"Now and then we had a hope that if we lived and were good, God would permit us to be pirates."
Today we are going to talk about Pirates.
Stay with me.
Try to recall the first time you tasted "victory". Watching Rocky doesn't count. However, a moment that you were Rocky, victory dance and all, that counts.
I liken the "victory" feeling to a lowly sailor swabbing the deck, starting out timidly. The task stretches out before you into the endless sky. FOREVER. So you take it a square inch at a time. Some of the crew might chip in to help, but others use their power to nit-pick at the "shoulda's" "coulda's" and "why even try's". By the end of the scrubbing though, you've made an entire ship gleam with a vengeance and you've thrown the nay-sayers and muddy boot smearers overboard. (They totally deserved it). Heck, you commandeered the entire ship by your refusal to give up on the small and simple act of swabbing. With the fiery indignation of Medusa, this ship is going to go when and wherever you want and, by George, you're going to get there with clean floors.
Too far?

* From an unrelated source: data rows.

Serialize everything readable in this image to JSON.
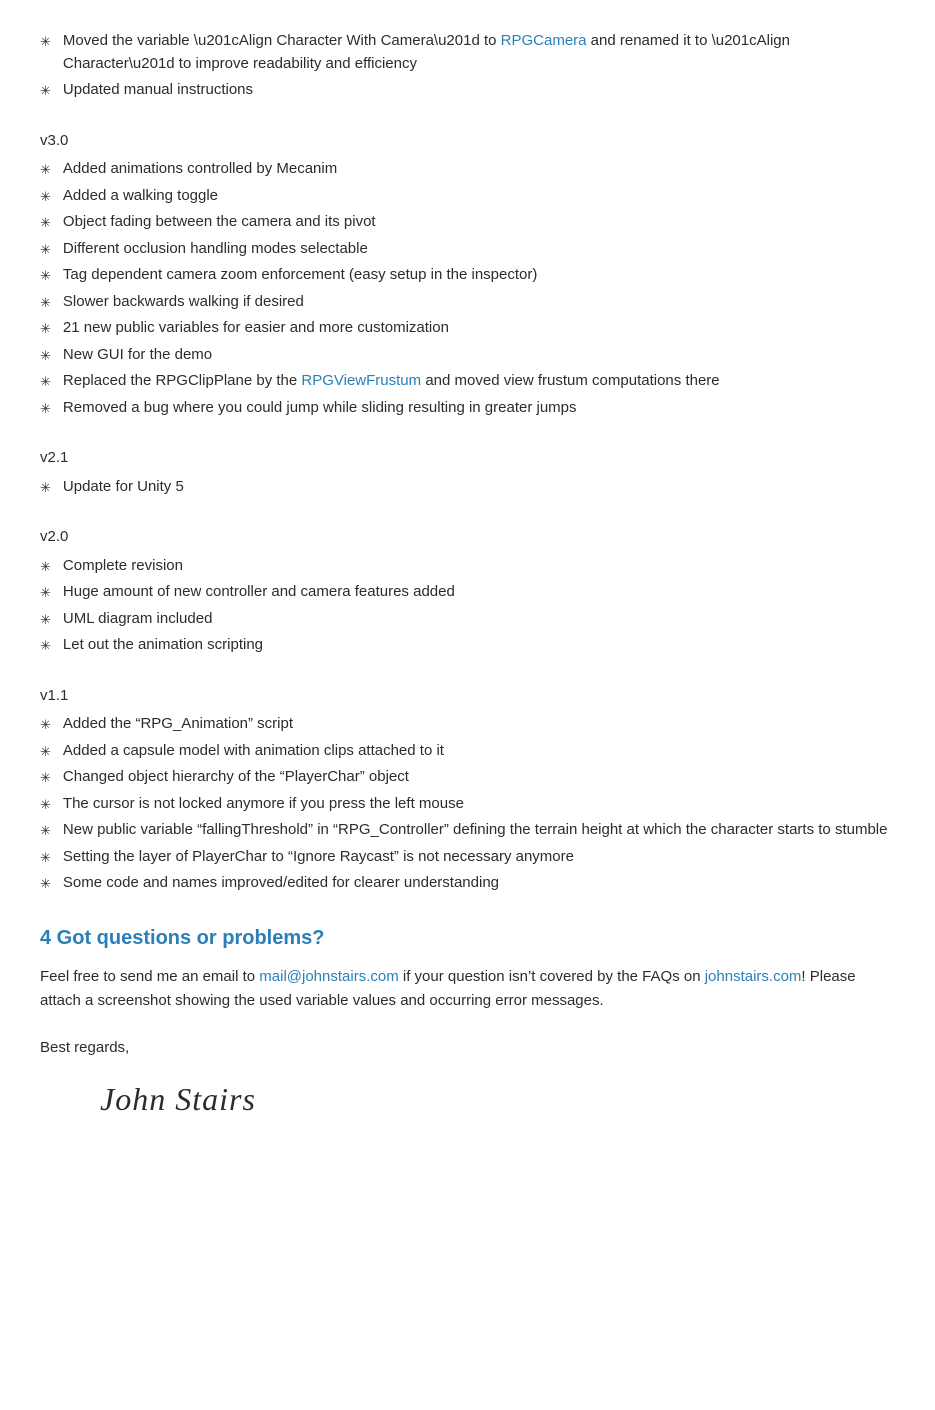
{
  "versions": [
    {
      "id": "v3_extra",
      "label": null,
      "bullets": [
        {
          "text_before": "Moved the variable “Align Character With Camera” to ",
          "link_text": "RPGCamera",
          "link_href": "#RPGCamera",
          "text_after": " and renamed it to “Align Character” to improve readability and efficiency"
        },
        {
          "text_only": "Updated manual instructions"
        }
      ]
    },
    {
      "id": "v3_0",
      "label": "v3.0",
      "bullets": [
        {
          "text_only": "Added animations controlled by Mecanim"
        },
        {
          "text_only": "Added a walking toggle"
        },
        {
          "text_only": "Object fading between the camera and its pivot"
        },
        {
          "text_only": "Different occlusion handling modes selectable"
        },
        {
          "text_only": "Tag dependent camera zoom enforcement (easy setup in the inspector)"
        },
        {
          "text_only": "Slower backwards walking if desired"
        },
        {
          "text_only": "21 new public variables for easier and more customization"
        },
        {
          "text_only": "New GUI for the demo"
        },
        {
          "text_before": "Replaced the RPGClipPlane by the ",
          "link_text": "RPGViewFrustum",
          "link_href": "#RPGViewFrustum",
          "text_after": " and moved view frustum computations there"
        },
        {
          "text_only": "Removed a bug where you could jump while sliding resulting in greater jumps"
        }
      ]
    },
    {
      "id": "v2_1",
      "label": "v2.1",
      "bullets": [
        {
          "text_only": "Update for Unity 5"
        }
      ]
    },
    {
      "id": "v2_0",
      "label": "v2.0",
      "bullets": [
        {
          "text_only": "Complete revision"
        },
        {
          "text_only": "Huge amount of new controller and camera features added"
        },
        {
          "text_only": "UML diagram included"
        },
        {
          "text_only": "Let out the animation scripting"
        }
      ]
    },
    {
      "id": "v1_1",
      "label": "v1.1",
      "bullets": [
        {
          "text_only": "Added the “RPG_Animation” script"
        },
        {
          "text_only": "Added a capsule model with animation clips attached to it"
        },
        {
          "text_only": "Changed object hierarchy of the “PlayerChar” object"
        },
        {
          "text_only": "The cursor is not locked anymore if you press the left mouse"
        },
        {
          "text_only": "New public variable “fallingThreshold” in “RPG_Controller” defining the terrain height at which the character starts to stumble"
        },
        {
          "text_only": "Setting the layer of PlayerChar to “Ignore Raycast” is not necessary anymore"
        },
        {
          "text_only": "Some code and names improved/edited for clearer understanding"
        }
      ]
    }
  ],
  "section4": {
    "heading": "4 Got questions or problems?",
    "paragraph": {
      "text_before": "Feel free to send me an email to ",
      "email_link_text": "mail@johnstairs.com",
      "email_link_href": "mailto:mail@johnstairs.com",
      "text_middle": " if your question isn’t covered by the FAQs on ",
      "website_link_text": "johnstairs.com",
      "website_link_href": "http://johnstairs.com",
      "text_after": "! Please attach a screenshot showing the used variable values and occurring error messages."
    }
  },
  "signature": {
    "best_regards": "Best regards,",
    "name": "John Stairs"
  }
}
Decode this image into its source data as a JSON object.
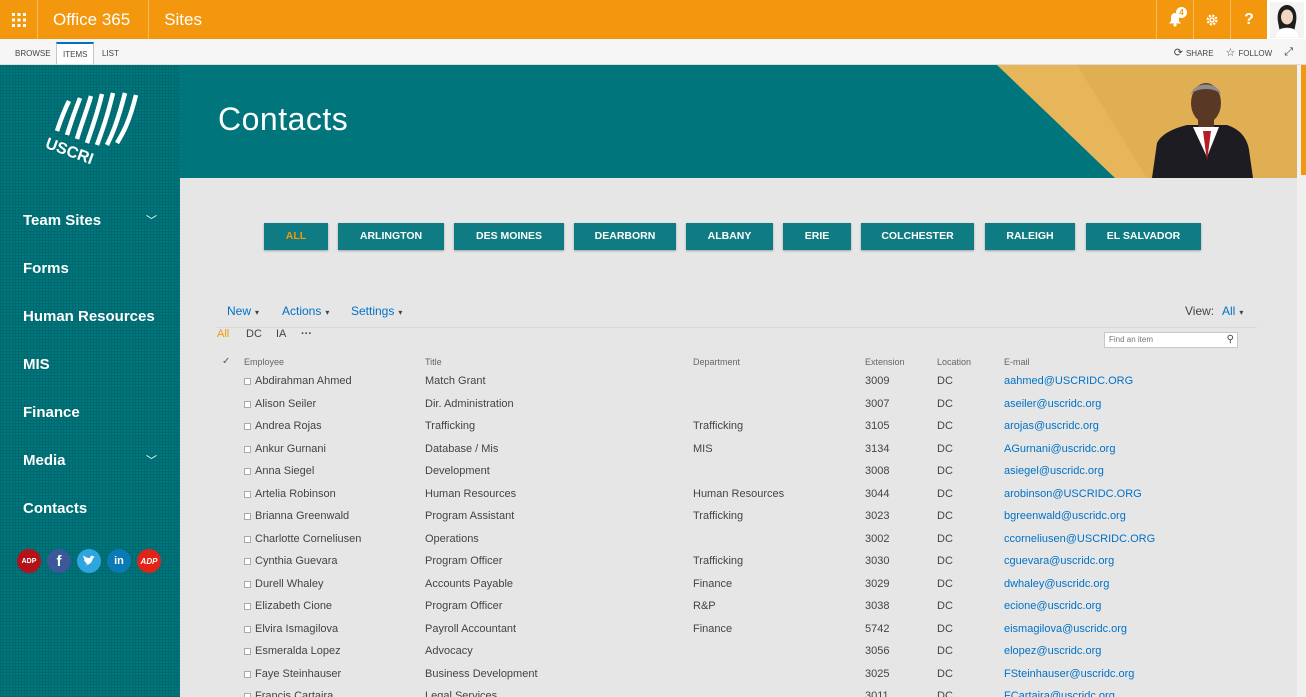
{
  "suite": {
    "brand": "Office 365",
    "site": "Sites",
    "notification_count": "4",
    "settings_icon": "gear-icon",
    "help_label": "?"
  },
  "ribbon": {
    "tabs": [
      "BROWSE",
      "ITEMS",
      "LIST"
    ],
    "share": "SHARE",
    "follow": "FOLLOW"
  },
  "sidebar": {
    "logo_text": "USCRI",
    "items": [
      {
        "label": "Team Sites",
        "expandable": true
      },
      {
        "label": "Forms",
        "expandable": false
      },
      {
        "label": "Human Resources",
        "expandable": false
      },
      {
        "label": "MIS",
        "expandable": false
      },
      {
        "label": "Finance",
        "expandable": false
      },
      {
        "label": "Media",
        "expandable": true
      },
      {
        "label": "Contacts",
        "expandable": false
      }
    ],
    "socials": [
      {
        "name": "adp-alt-icon",
        "label": "ADP",
        "color": "#b3121a"
      },
      {
        "name": "facebook-icon",
        "label": "f",
        "color": "#3b5998"
      },
      {
        "name": "twitter-icon",
        "label": "t",
        "color": "#2fa5e0"
      },
      {
        "name": "linkedin-icon",
        "label": "in",
        "color": "#0a79b4"
      },
      {
        "name": "adp-icon",
        "label": "ADP",
        "color": "#e2231a"
      }
    ]
  },
  "banner": {
    "title": "Contacts"
  },
  "locations": [
    "ALL",
    "ARLINGTON",
    "DES MOINES",
    "DEARBORN",
    "ALBANY",
    "ERIE",
    "COLCHESTER",
    "RALEIGH",
    "EL SALVADOR"
  ],
  "commands": {
    "new": "New",
    "actions": "Actions",
    "settings": "Settings",
    "view_label": "View:",
    "view_value": "All"
  },
  "view_tabs": [
    "All",
    "DC",
    "IA",
    "···"
  ],
  "search": {
    "placeholder": "Find an item"
  },
  "table": {
    "columns": [
      "Employee",
      "Title",
      "Department",
      "Extension",
      "Location",
      "E-mail"
    ],
    "rows": [
      [
        "Abdirahman Ahmed",
        "Match Grant",
        "",
        "3009",
        "DC",
        "aahmed@USCRIDC.ORG"
      ],
      [
        "Alison Seiler",
        "Dir. Administration",
        "",
        "3007",
        "DC",
        "aseiler@uscridc.org"
      ],
      [
        "Andrea Rojas",
        "Trafficking",
        "Trafficking",
        "3105",
        "DC",
        "arojas@uscridc.org"
      ],
      [
        "Ankur Gurnani",
        "Database / Mis",
        "MIS",
        "3134",
        "DC",
        "AGurnani@uscridc.org"
      ],
      [
        "Anna Siegel",
        "Development",
        "",
        "3008",
        "DC",
        "asiegel@uscridc.org"
      ],
      [
        "Artelia Robinson",
        "Human Resources",
        "Human Resources",
        "3044",
        "DC",
        "arobinson@USCRIDC.ORG"
      ],
      [
        "Brianna Greenwald",
        "Program Assistant",
        "Trafficking",
        "3023",
        "DC",
        "bgreenwald@uscridc.org"
      ],
      [
        "Charlotte Corneliusen",
        "Operations",
        "",
        "3002",
        "DC",
        "ccorneliusen@USCRIDC.ORG"
      ],
      [
        "Cynthia Guevara",
        "Program Officer",
        "Trafficking",
        "3030",
        "DC",
        "cguevara@uscridc.org"
      ],
      [
        "Durell Whaley",
        "Accounts Payable",
        "Finance",
        "3029",
        "DC",
        "dwhaley@uscridc.org"
      ],
      [
        "Elizabeth Cione",
        "Program Officer",
        "R&P",
        "3038",
        "DC",
        "ecione@uscridc.org"
      ],
      [
        "Elvira Ismagilova",
        "Payroll Accountant",
        "Finance",
        "5742",
        "DC",
        "eismagilova@uscridc.org"
      ],
      [
        "Esmeralda Lopez",
        "Advocacy",
        "",
        "3056",
        "DC",
        "elopez@uscridc.org"
      ],
      [
        "Faye Steinhauser",
        "Business Development",
        "",
        "3025",
        "DC",
        "FSteinhauser@uscridc.org"
      ],
      [
        "Francis Cartaira",
        "Legal Services",
        "",
        "3011",
        "DC",
        "FCartaira@uscridc.org"
      ]
    ]
  },
  "colors": {
    "accent": "#f3980e",
    "teal": "#00757c",
    "link": "#0072c6"
  }
}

Let me back up.
We are talking about a moment when you starred into the abyss of "I have no idea-dom" and emerged with a sparkling, shiny feeling on the inside because you "dared greatly" enough to try. Do you have your moment? Here's mine.
I was 14 and it was a Sunday. Utah was playing it's favorite wintertime trick when it is blindingly bright with sun and snow while simultaneously being colder than a witches tit. I woke up, layered accordingly, put on running shoes and stepped out my front door. Back story: On that day, one year before, my dad died of a heart attack....while running. In my teenage mind for the last 364 days, running = dying. After one year of fear, it was time for my higher brain to sit down with my lower brain and discuss the cold, hard facts.
FACT #1: I knew lots of people who ran and did NOT die.
FACT#2. Running is just like walking only faster. I can totally do that without dying.
Or at least I was willing to try. I was willing to try because I didn't want to spend my next 364 days or years feeling like this anymore. THIS fear needed to die. Hard.
I ran one full mile that day. I'm not going to lie, it wasn't pretty. It took me 15 minutes. It felt like 30. My lungs burned with that almost bloody, metallic taste. I required a long bath after but with Heaven as my witness, I did it.
As a kid, I wanted to be a pirate who wrote messages in a bottle when I grew up. I figured this would allow me to feel victorious all my days. Ya know, like in Goonies. I'm pretty good at wielding a sword upon request (boy mom) and words have been coming out of the middle of me, bottle or not, since I was five. I am tenacious as hell. I do get sea-sick occasionally but oh well. I look around me and realize maybe I have arrived.
I run a lot these days. Every mile is a gratitude. I don't take it for granted. I'm not a great runner but I have gotten better over the years of not giving up. Chasing that victorious feeling has become a bit of a daily feat for me. My definition of victory has changed a tad though. Victory tastes less like metal and more like inner-peace now. At the end of a "victorious life" I'll look around and instead of seeing treasure chests filled with gems and pearls, I'll see evidence of an imperfect life lived with love. And that feels like peace to me.
Your victories are your own. No one can take them from you. On a good day I hope you dance like an idiot with joy in your victory. On other days, I hope you feel the peace that comes from trying and never giving up.